Question: What is the difference between a rowhouse and a townhouse? Answer: About three zeros.
The above may point out a truth about the power of perception and marketing, but also can suggest it perhaps is time to take a new look at the humble rowhouse. With two existing warm walls, insulation on the roof, insulation front and rear, reconditioned windows, heat recovery ventilation (HRV), and renewed plaster, a row house can be an energy efficient structure at modest cost. The Healthy Rowhouse Project estimates that for the minimum of the $300,000 it takes to build a new affordable house in Philadelphia, between 14 and 30 homes can be improved. Preserving rowhouse blocks builds on architecturally significant assets. Preserving existing resources is environmentally sustainable. The most sustainable home is the one that already exists. http://healthyrowhouse.org/recognizing-the-opportunity/
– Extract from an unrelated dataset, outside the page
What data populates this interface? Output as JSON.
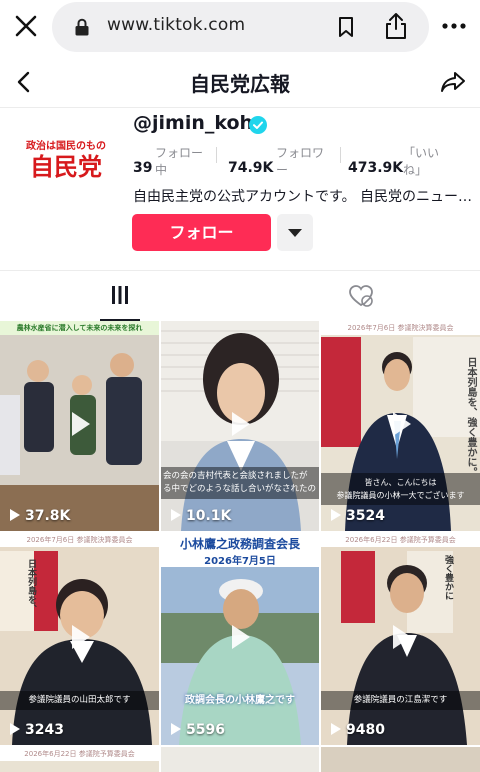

The first step is to evaluate the building for structural integrity from foundation to roof. What repairs are needed? What is the condition of existing joists? walls? windows, etc. How many layers on roof? What is the scope, sequence and critical path of work?
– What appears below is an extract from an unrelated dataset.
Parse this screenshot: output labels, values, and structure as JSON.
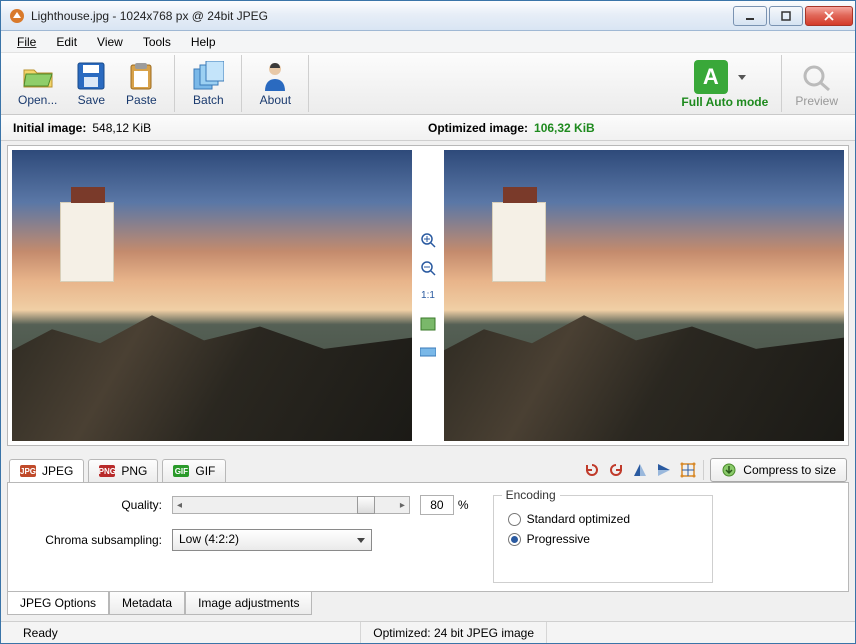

Roof- A flat roof on a row house may present an opportunity to cover the roof with a green roof which keeps the house cooler in summer, warmer in winter, extends the life of the roof and helps with storm water management and climate change. Using light weight growing mats over an EPDM membrane, we can position Darby as a leader in the green revolution. http://www.greenrooftechnology.com/advantages-of-green-roofs
Heat Recovery Ventilation is a way to warm incoming air coming into the house which reduces the heating load (not having to raise incoming 30 degree air so far to a comfortable level) An air intake at the top of the house can gather heated, stale air and then send fresh, warmed air to the basement where it will rise. Triangular tubing at the cornice where the wall meets the ceiling be decorative AND functional, exhaust heat in the summer so that only fresh, cool air is circulated.
Wooden Window repair - Wooden windows are good windows. Historic windows, particularly those made before the 1940’ s, are from old growth wood which is denser and stronger than modern equivalents and are built with components (stile, mutton, etc) that can be repaired or replaced…..which means less waste going to a landfill with equivalent efficiency, better cost savings, and better aesthetic appeal.
Insulating Plaster- Diathonite is a rediscovery of an ancient method and is a type of insulating plaster made fr om diatomaceous earth, hydraulic lime, cork and clay which breathes and has excellent dehumidification and sou nd absorption qualities. Non-toxic, it can be used for interior or exterior applications and can be sprayed on. It is rated 3 .2 R value/inch.
Dry Ice Basting is an approved media by the EPA, FDA and USDA. It also reduces or eliminates employee exposure to the use of chemical cleaning agents. Dry-ice blasting
Plaster is in virtually every building built before 1940 but people trained in the skill of plastering are rare, so quality work may be prohibitively expensive. Tearing out plaster instead of repair results in more expense in disposal of plaster and lath, with a less aesthetic, fire-resistant, sound absorbing result. The best way to learn is through hands on training under experienced supervision. The Academy offers an opportunity to learn, and upon completion of the module, to train newer students.
And finally, Act 135 which can be a tool for acquiring properties